But today, I am sad. Today I remembered (in clear details) being raped at age 17 by a boyfriend who was supposed to love me but felt my body was his property to do whatever he wanted with. There will never be any legal consequences for him, although he has been reported to the police. There is almost no justice for women who go through abuse of any kind. With MeToo we made our own justice, and we made significant gains, but now we are seeing a backlash against this. This is a terrifying day for women. I want to say, as I did in the video I published yesterday, that I hear you, I believe you, I trust you.

I also want you to know you are not alone. There are services you can call to speak to people who will also hear you, believe you, and support you. Please call them today (or any day) if you need to. You are worthy of support and you deserve to be here. Please note that these are phone (and online) services available in Australia only. There will (hopefully) be equivalent services in other countries around the world. Please add them to the comments below if you know of them, and I will add them to this document as they come in.

I will open up comments so that people can chat about how they feel today. Please keep comments respectful and note that they do require my approval before they are published. I will not be publishing any comments that are in favour of violent and abusive men.

The resources in Australia are:

1800RESPECT: 1800 737 732. This is a free service and specialises in providing information and counselling relating to all kinds of abuse and domestic violence. You can speak to them for general advice, or you can ask to be put through to a specialist counsellor for a longer chat. This service has been invaluable to me and has supported me through two abusive relationships. I can highly recommend it. It’s available 24 hours.

For general counselling, or if you’re feeling at risk of self harm or suicide, all of these numbers offer free phone counselling Australia-wide, 24 hours a day:

Beyond Blue: 1300 22 4636

Lifeline: 13 11 14

Suicide Callback Service (please note this is not actually a callback service, they will answer your call if you stay on hold. The name is misleading): 1300 659 467

In Victoria, you can call the following organisations for support about domestic violence, abuse and sexual assault and to talk to someone about your situation. Please check out their websites before calling to learn more about the focus of each organisation. These organisations run during normal business hours only but have links on their site to other crisis services that can be contacted around the clock:

CASA House (Centre Against Sexual Assault): 03 9635 3610 and 1800 806 292. Please note that after hours these numbers will put you in touch with the Victorian Sexual Assault Crisis Line, which can offer support and counselling.

The Orange Door: this service is based on where you live. Please find the phone number for your area here.

WIRE (women’s information referral exchange): 1300 134 130. Please note that WIRE only offers a callback service and will return your call. This can take a while (sometimes a few days), so they are best called if you’re after general information, rather than seeking support in a crisis.
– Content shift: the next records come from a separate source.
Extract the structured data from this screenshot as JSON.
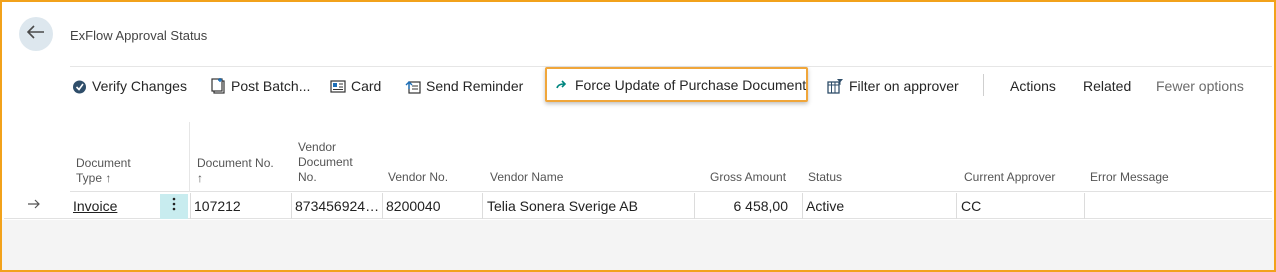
{
  "page": {
    "title": "ExFlow Approval Status"
  },
  "toolbar": {
    "verify_changes": "Verify Changes",
    "post_batch": "Post Batch...",
    "card": "Card",
    "send_reminder": "Send Reminder",
    "force_update": "Force Update of Purchase Document",
    "filter_on_approver": "Filter on approver",
    "actions": "Actions",
    "related": "Related",
    "fewer_options": "Fewer options"
  },
  "columns": {
    "document_type": [
      "Document",
      "Type"
    ],
    "document_no": [
      "Document No."
    ],
    "vendor_document_no": [
      "Vendor",
      "Document",
      "No."
    ],
    "vendor_no": "Vendor No.",
    "vendor_name": "Vendor Name",
    "gross_amount": "Gross Amount",
    "status": "Status",
    "current_approver": "Current Approver",
    "error_message": "Error Message",
    "sort_indicator": "↑"
  },
  "rows": [
    {
      "document_type": "Invoice",
      "document_no": "107212",
      "vendor_document_no": "873456924…",
      "vendor_no": "8200040",
      "vendor_name": "Telia Sonera Sverige AB",
      "gross_amount": "6 458,00",
      "status": "Active",
      "current_approver": "CC",
      "error_message": ""
    }
  ],
  "colors": {
    "highlight_border": "#f0a63a",
    "frame_border": "#f2a21b",
    "selected_cell": "#c8ecef",
    "accent": "#00867f"
  }
}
For callers in Queensland:

DV Connect: 1800 811 811

For adult survivors of child abuse:

Blue Knot Foundation: 1300 657 380 (service operates from 9am-5pm seven days a week)
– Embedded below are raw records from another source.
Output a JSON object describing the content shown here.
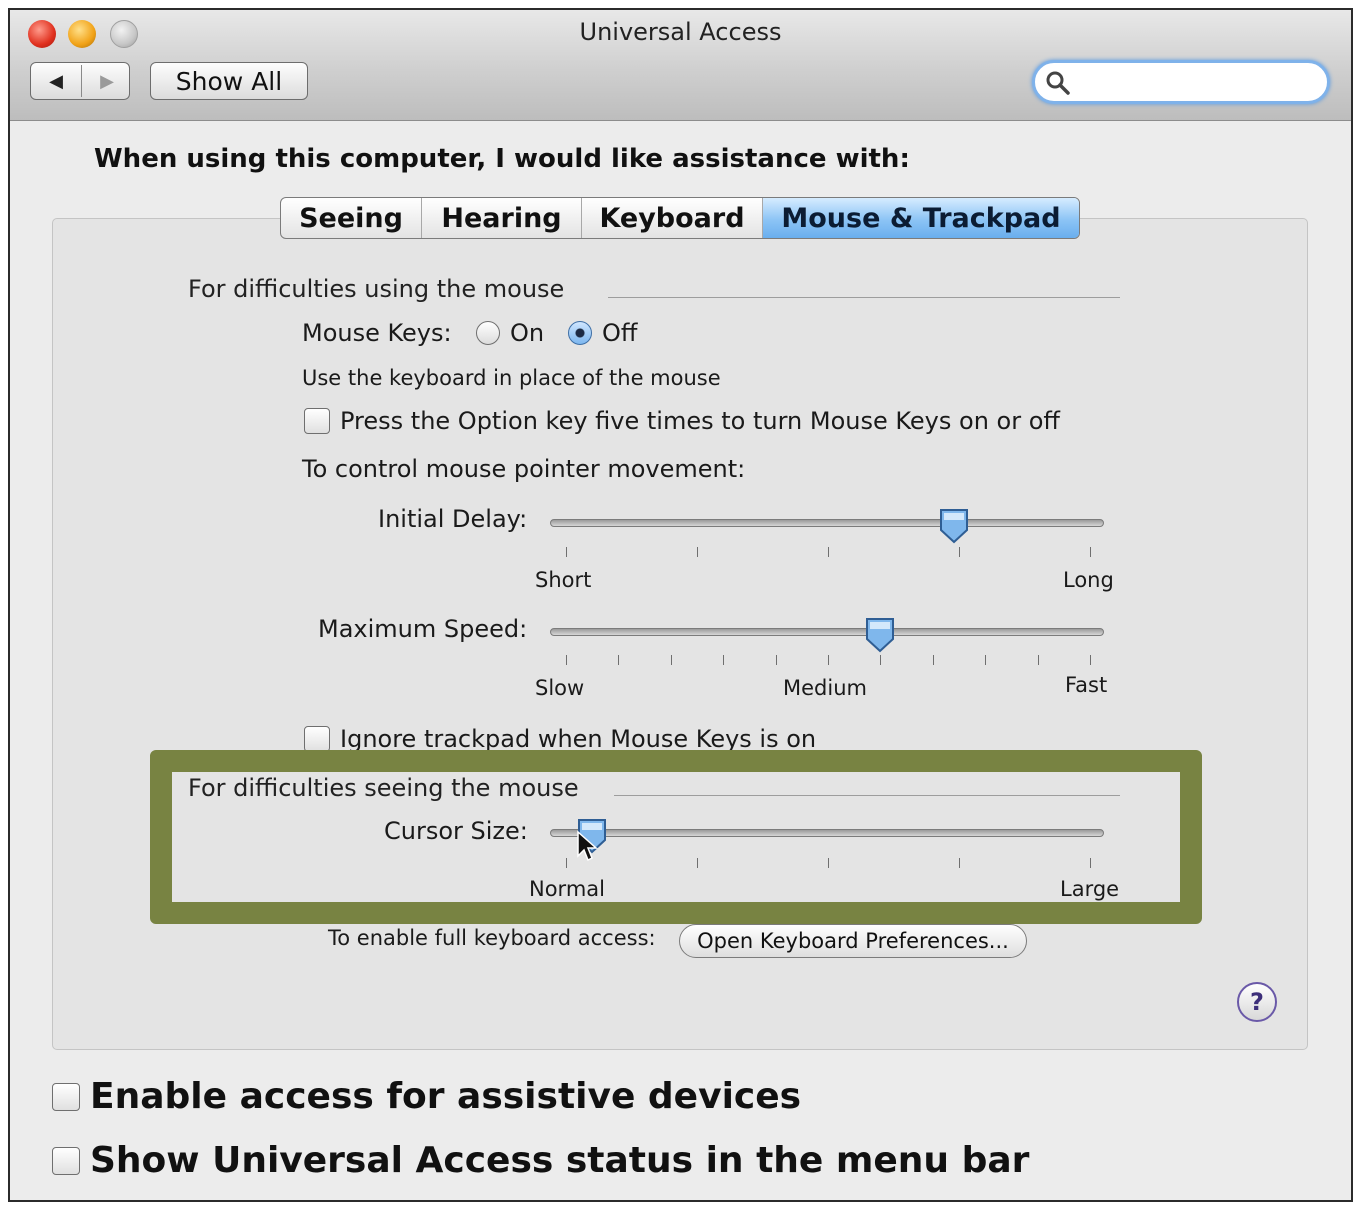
{
  "window": {
    "title": "Universal Access",
    "back_icon": "◀",
    "forward_icon": "▶",
    "show_all_label": "Show All",
    "search": {
      "placeholder": "",
      "value": ""
    }
  },
  "heading": "When using this computer, I would like assistance with:",
  "tabs": [
    {
      "label": "Seeing",
      "active": false
    },
    {
      "label": "Hearing",
      "active": false
    },
    {
      "label": "Keyboard",
      "active": false
    },
    {
      "label": "Mouse & Trackpad",
      "active": true
    }
  ],
  "mouse_section": {
    "title": "For difficulties using the mouse",
    "mouse_keys_label": "Mouse Keys:",
    "on_label": "On",
    "off_label": "Off",
    "mouse_keys_state": "Off",
    "mouse_keys_hint": "Use the keyboard in place of the mouse",
    "option_key_checkbox": {
      "label": "Press the Option key five times to turn Mouse Keys on or off",
      "checked": false
    },
    "pointer_control_label": "To control mouse pointer movement:",
    "initial_delay": {
      "label": "Initial Delay:",
      "min_label": "Short",
      "max_label": "Long",
      "value": 0.74,
      "ticks": 5
    },
    "maximum_speed": {
      "label": "Maximum Speed:",
      "min_label": "Slow",
      "mid_label": "Medium",
      "max_label": "Fast",
      "value": 0.6,
      "ticks": 11
    },
    "ignore_trackpad_checkbox": {
      "label": "Ignore trackpad when Mouse Keys is on",
      "checked": false
    }
  },
  "seeing_section": {
    "title": "For difficulties seeing the mouse",
    "cursor_size": {
      "label": "Cursor Size:",
      "min_label": "Normal",
      "max_label": "Large",
      "value": 0.05,
      "ticks": 5
    }
  },
  "keyboard_access_label": "To enable full keyboard access:",
  "open_keyboard_prefs_label": "Open Keyboard Preferences...",
  "help_label": "?",
  "assistive_devices_checkbox": {
    "label": "Enable access for assistive devices",
    "checked": false
  },
  "status_menu_checkbox": {
    "label": "Show Universal Access status in the menu bar",
    "checked": false
  },
  "colors": {
    "highlight": "#788342",
    "accent": "#69aeee"
  }
}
For men who think they might have a problem with being abusive or using violence, please call the following service for counselling:

Men’s Referral Service: 1300 766 491